6. Suplexes are fun
As entertaining as it is watching Jones stand, strike and spin this way and that, there is perhaps no greater thrill than when seeing him clasp on to the mid-section of an opponent and perform an old-fashioned suplex. A high-calibre Greco-Roman wrestler, Jones will ordinarily bust out at least one jaw-dropping, opponent-dropping throw per fight, while fans at home locate the rewind button on their remote control. His throws are aesthetic, effective and a brief glimpse into the showman in Jon Jones.
7. He rocked Stephan Bonnar with a spinning back elbow
You want showy, huh? How about a spinning back elbow to the head of Stephan Bonnar, the original finalist of The Ultimate Fighter? Yeah, Jones doesn't just open his box of tricks on any old fighter. He'll save the best for the best. Bonnar had no idea what had hit him, literally in this case, as Jones rose, dipped, spun and connected with a scything elbow.
8. Brandon Vera is pretty damn good
Shutting out Bonnar is one thing, but breaking Brandon Vera's face is an entirely scarier proposition altogether. Not only that, Jones cut through Vera in barely three minutes, and yet left an imprint on the Filipino's face that would take most guys five rounds to carve. As shocked as anybody that night, Vera could only lay prone to Jones' stunning ground attack, as bones broke and dreams were dashed. Remember, Vera was supposed to be the litmus test.
9. Even in disqualification, the nicest guy in the world
Yes, it's true, Jones does have one black mark on his record. His sole pro loss arrived in December 2009, when the American was disqualified for striking a bemused Matt Hamill with multiple 12-to-6 vertical elbows while in the top position. As Hamill's was on his way out of the fight, Jones was pulled off of him, assumed victory, only to then be told about his misdemeanour following a celebratory cartwheel. An unfortunate disqualification followed and, as everybody expected a bitter reaction from Jones, the fighter simply smiled and shrugged, accepting his punishment with a grace and humility that many lack.
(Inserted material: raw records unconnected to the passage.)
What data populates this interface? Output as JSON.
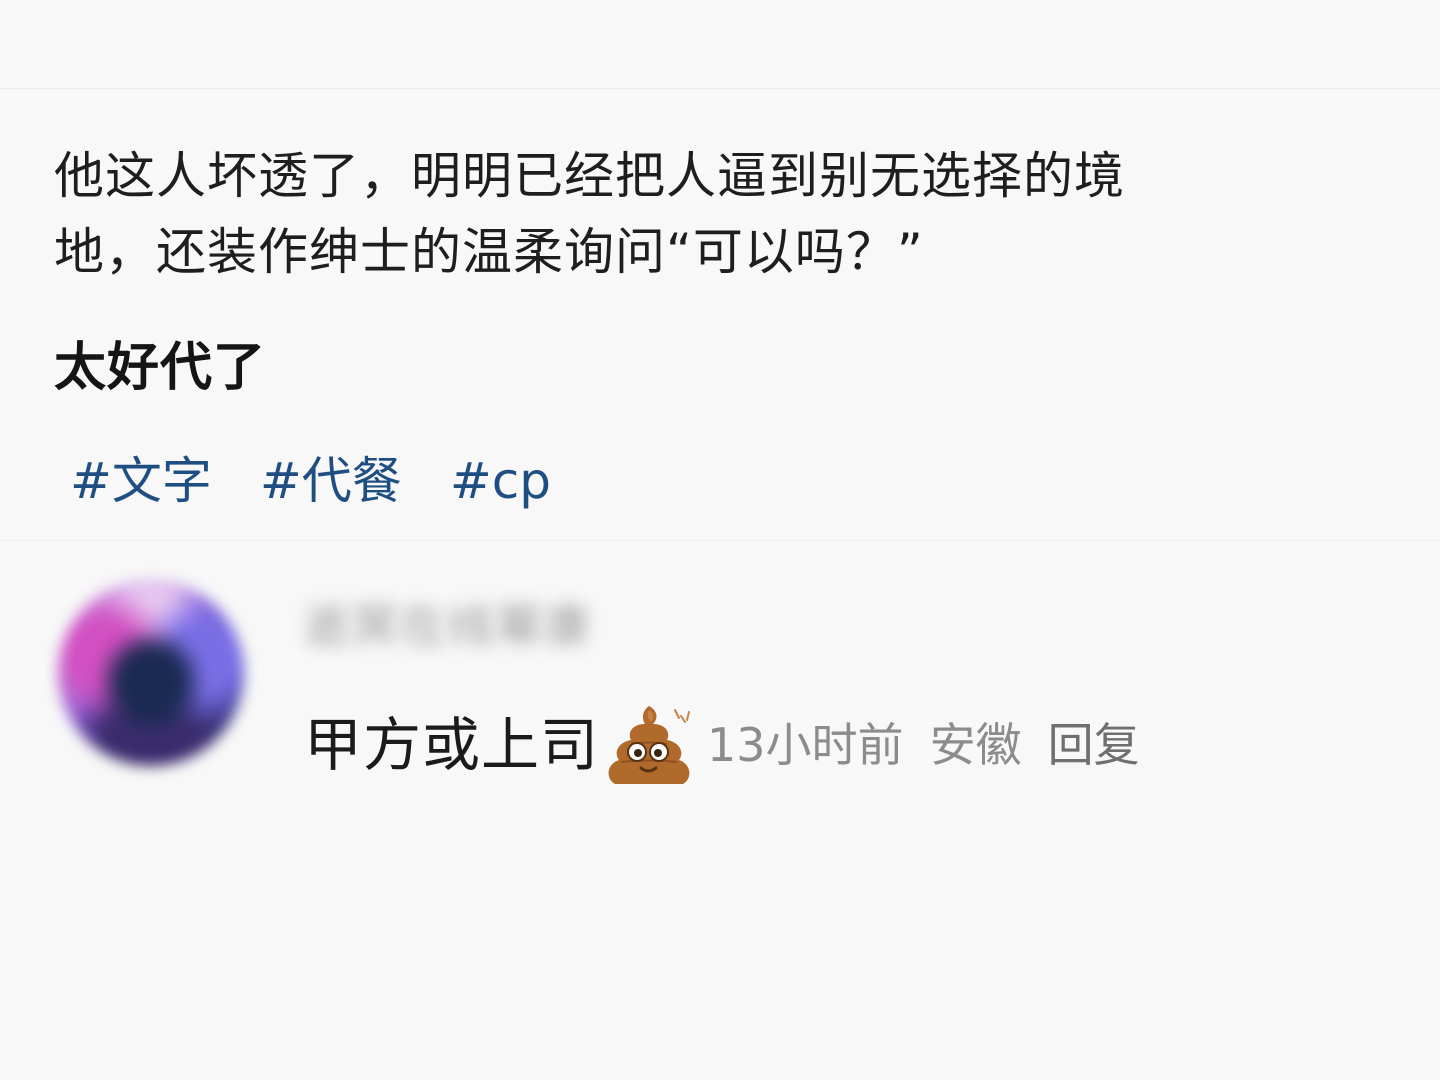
{
  "post": {
    "lines": [
      "他这人坏透了，明明已经把人逼到别无选择的境",
      "地，还装作绅士的温柔询问“可以吗？”"
    ],
    "emphasis": "太好代了",
    "tags": [
      "#文字",
      "#代餐",
      "#cp"
    ]
  },
  "comment": {
    "username": "逝冥在线幂康",
    "text": "甲方或上司",
    "emoji": "poo-icon",
    "time": "13小时前",
    "location": "安徽",
    "reply_label": "回复"
  },
  "colors": {
    "tag": "#1f4f82",
    "text": "#1e1e1e",
    "meta": "#8c8c8c",
    "background": "#f8f8f8"
  }
}
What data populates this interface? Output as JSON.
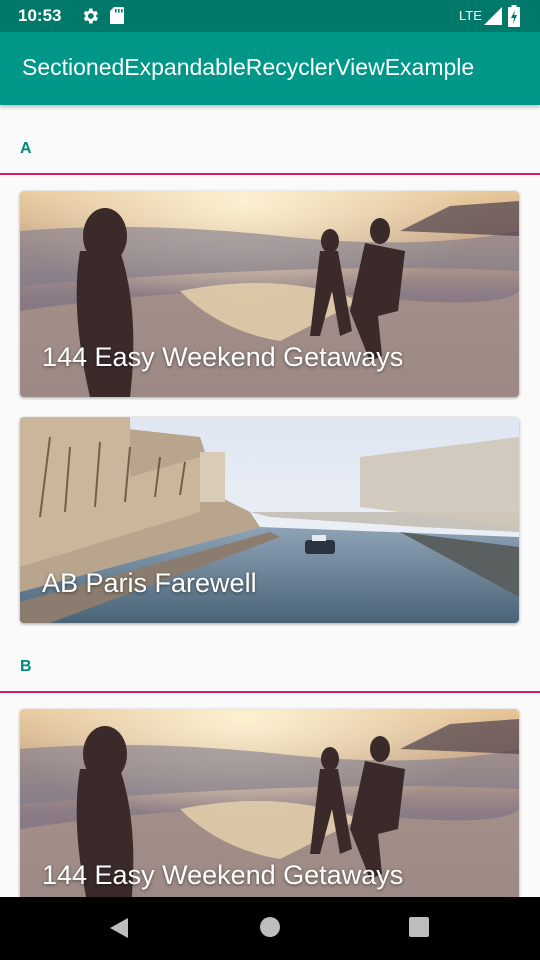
{
  "status_bar": {
    "time": "10:53",
    "network": "LTE",
    "icons": [
      "settings-gear-icon",
      "sd-card-icon",
      "signal-icon",
      "battery-charging-icon"
    ]
  },
  "app_bar": {
    "title": "SectionedExpandableRecyclerViewExample",
    "color": "#009688"
  },
  "sections": [
    {
      "letter": "A",
      "items": [
        {
          "title": "144 Easy Weekend Getaways",
          "image": "beach-runners-photo"
        },
        {
          "title": "AB Paris Farewell",
          "image": "paris-seine-photo"
        }
      ]
    },
    {
      "letter": "B",
      "items": [
        {
          "title": "144 Easy Weekend Getaways",
          "image": "beach-runners-photo"
        }
      ]
    }
  ],
  "nav_bar": {
    "icons": [
      "back-icon",
      "home-icon",
      "recents-icon"
    ]
  },
  "colors": {
    "status_bar": "#00796b",
    "accent_text": "#00897b",
    "divider": "#d81b60"
  }
}
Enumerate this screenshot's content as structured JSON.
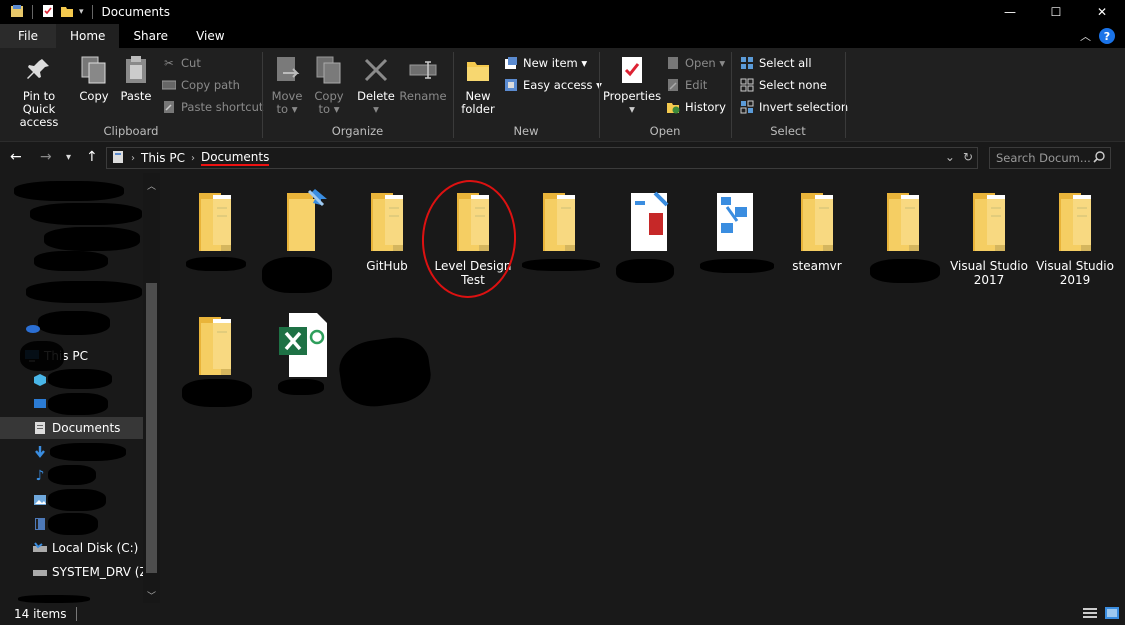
{
  "window": {
    "title": "Documents",
    "controls": {
      "minimize": "—",
      "maximize": "☐",
      "close": "✕"
    }
  },
  "ribbon_tabs": [
    "File",
    "Home",
    "Share",
    "View"
  ],
  "ribbon": {
    "clipboard": {
      "label": "Clipboard",
      "pin": [
        "Pin to Quick",
        "access"
      ],
      "copy": "Copy",
      "paste": "Paste",
      "cut": "Cut",
      "copy_path": "Copy path",
      "paste_shortcut": "Paste shortcut"
    },
    "organize": {
      "label": "Organize",
      "move_to": [
        "Move",
        "to ▾"
      ],
      "copy_to": [
        "Copy",
        "to ▾"
      ],
      "delete": [
        "Delete",
        "▾"
      ],
      "rename": "Rename"
    },
    "new": {
      "label": "New",
      "new_folder": [
        "New",
        "folder"
      ],
      "new_item": "New item ▾",
      "easy_access": "Easy access ▾"
    },
    "open": {
      "label": "Open",
      "properties": [
        "Properties",
        "▾"
      ],
      "open": "Open ▾",
      "edit": "Edit",
      "history": "History"
    },
    "select": {
      "label": "Select",
      "select_all": "Select all",
      "select_none": "Select none",
      "invert": "Invert selection"
    }
  },
  "address": {
    "breadcrumbs": [
      "This PC",
      "Documents"
    ],
    "search_placeholder": "Search Docum..."
  },
  "nav_pane": {
    "items": [
      {
        "label": "Documents",
        "selected": true
      },
      {
        "label": "Local Disk (C:)"
      },
      {
        "label": "SYSTEM_DRV (Z:)"
      },
      {
        "label": "This PC"
      }
    ]
  },
  "files": [
    {
      "name": "",
      "type": "folder"
    },
    {
      "name": "",
      "type": "folder-shortcut"
    },
    {
      "name": "GitHub",
      "type": "folder"
    },
    {
      "name": "Level Design Test",
      "type": "folder"
    },
    {
      "name": "",
      "type": "folder"
    },
    {
      "name": "",
      "type": "folder-doc"
    },
    {
      "name": "",
      "type": "folder-doc"
    },
    {
      "name": "steamvr",
      "type": "folder"
    },
    {
      "name": "",
      "type": "folder"
    },
    {
      "name": "Visual Studio 2017",
      "type": "folder"
    },
    {
      "name": "Visual Studio 2019",
      "type": "folder"
    },
    {
      "name": "",
      "type": "folder"
    },
    {
      "name": "",
      "type": "excel"
    },
    {
      "name": "",
      "type": "other"
    }
  ],
  "status": {
    "item_count": "14 items"
  },
  "colors": {
    "folder": "#f4c94e",
    "accent": "#1a73e8",
    "highlight": "#e11111"
  }
}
10. He is mixed martial arts
Regardless of whether he lives up to the hyperbole, Jon Jones is exciting simply because he represents mixed martial arts in 2010. Unlike many of the other stars in MMA, Jones is young and fresh enough to have been an untouched product of the sport. This is the world he was born into. He didn't decide to up sticks and move to mixed martial arts, as his old job wasn't lucrative or stimulating enough. There are still rules being written in the sport, and Jones has the potential and opportunity to rubber-stamp his own distinct, au naturale fighting style and personality on something which gets bigger by the year. With legacies still to be written and a history yet to be formed, Jon Jones' birth into mixed martial arts couldn't have been timed any better.